Jun 19, 2014; Baltimore, MD, USA; Baltimore Ravens running back Ray Rice (27) talks during minicamp at the Under Armour Performance Center. Mandatory Credit: Evan Habeeb-USA TODAY Sports
It’s like a festering sore that just won’t go away. Ever since the Ray Rice suspension was handed down last week, that’s they way I’ve felt about the decision and those who embody the power and decision making within the NFL.
The way the NFL and Commish Goodell handled the suspension of Ray Rice, it appears that this incident was more of a minor annoyance than an infested wound and tarnish to the shield.
The whole situation feels wrong and just plain ‘dirty’ like some back room deals that happen between lawyers and defendants when it’s clear they are guilty of committing a crime that deserves a severe punishment. Turns out that just might be how this all went down minus the greasy dirt ball lawyers… although I’m not arguing that there weren’t some greasy dirt ball people present at the time. According to Peter King over at SI.com, Rice and his wife met with Goodell, two of his cronies – Jeff Pash and Adolpho Birch, Ravens GM Ozzie Newsome, and team president Dick Cass on June 16th. During that meeting Rice’s wife gave a “moving and apparently convincing case” that the incident was no big deal.
Myself and others like Diana Moskovitz over at Deadspin believe Ray’s wife shouldn’t even have been in that meeting room. Ever. What person – man or woman – would feel compelled to speak freely when their attacker and his bosses are in all in the same room with them? Who I ask? I don’t claim to be a psychologist or a criminal expert, but I think anyone who has been attacked (and possibly attacked previously) would be scared shitless and fail to say a single incriminating word in a meeting like that.
So Ray Rice got his ‘Get out of jail card’ (quite literally), and received a slap on the wrist. His closest friends are calling it a wake up call. Let’s hope so.
Returning the microscope back to the NFL, it’s still quite unfathomable that the NFL fell as flat on it’s face as it did with this ruling. It couldn’t be any clearer that the NFL cares more about protecting “the shield” than it does about sending the right message. The shield as it turns out is made of gold – money. That’s nothing new, but for those who are still innocent in the ways of sports and business, the NFL has no hesitation to hide its hand anymore in what it really really cares about. Oh hey, you can still by a Ray Rice Womens Draft Him Shimmer V-Neck for only $59.95!!! Swell.

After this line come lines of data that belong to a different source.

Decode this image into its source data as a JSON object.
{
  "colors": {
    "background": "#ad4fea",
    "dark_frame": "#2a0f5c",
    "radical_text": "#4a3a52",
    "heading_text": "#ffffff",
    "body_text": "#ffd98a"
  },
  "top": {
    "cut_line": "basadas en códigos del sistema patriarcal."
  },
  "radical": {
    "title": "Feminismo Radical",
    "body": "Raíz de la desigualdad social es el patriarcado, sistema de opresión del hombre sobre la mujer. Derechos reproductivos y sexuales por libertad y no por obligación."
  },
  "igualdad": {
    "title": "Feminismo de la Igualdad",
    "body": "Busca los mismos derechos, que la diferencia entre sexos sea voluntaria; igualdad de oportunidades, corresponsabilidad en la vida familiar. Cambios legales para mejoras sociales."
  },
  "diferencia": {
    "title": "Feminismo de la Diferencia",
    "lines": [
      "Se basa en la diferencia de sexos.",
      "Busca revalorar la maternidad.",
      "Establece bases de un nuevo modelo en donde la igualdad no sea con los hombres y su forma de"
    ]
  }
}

The NFL will tell you that what they did was totally in line with how punishments like these go. In an interview on ESPN’s Mike & Mike, NFL senior VP of labor policy Adolpho Birch defended the NFL’s decision. Hmmm, that names sounds familiar. Let me just scroll up and look for… oh that’s right… he’s one of the guys who was in the meeting room with Janay Rice. When pressed if commish Rodger Goodell had seen footage of the incident beyond what the public has seen, Birch dodged and ducked like a beauty. He didn’t confirm. He didn’t deny. Just towed the narrative that the NFL dished out the just punishment that cost this man two games and hundreds of thousands of dollars. :sheds tear:
The NFL only cares about money and protecting every asset that is responsible for making that money… including some guy who swiftly uppercut and knocked out his soon to be wife.
Baltimore’s a big market. 19th biggest franchise of net worth in the entire world according to Forbes. They can’t have some wife beater tarnish that golden shield (that just so happens to be in the shape of a calf) now can they? But, Rice brings in a ton of jersey sales, season ticket sales, and gives Baltimore the best chance to be very competitive, which will drive the TV markets. Decisions decisions.
The NFL had an opportunity to make a very strong statement. And, in fact they did. It just happened to be the worst one they could have made.
Maybe Steeler Nation can make a strong statement. Maybe they can throw wife beater undershirts at Rice when he takes the field on Sunday night November 2nd on national television.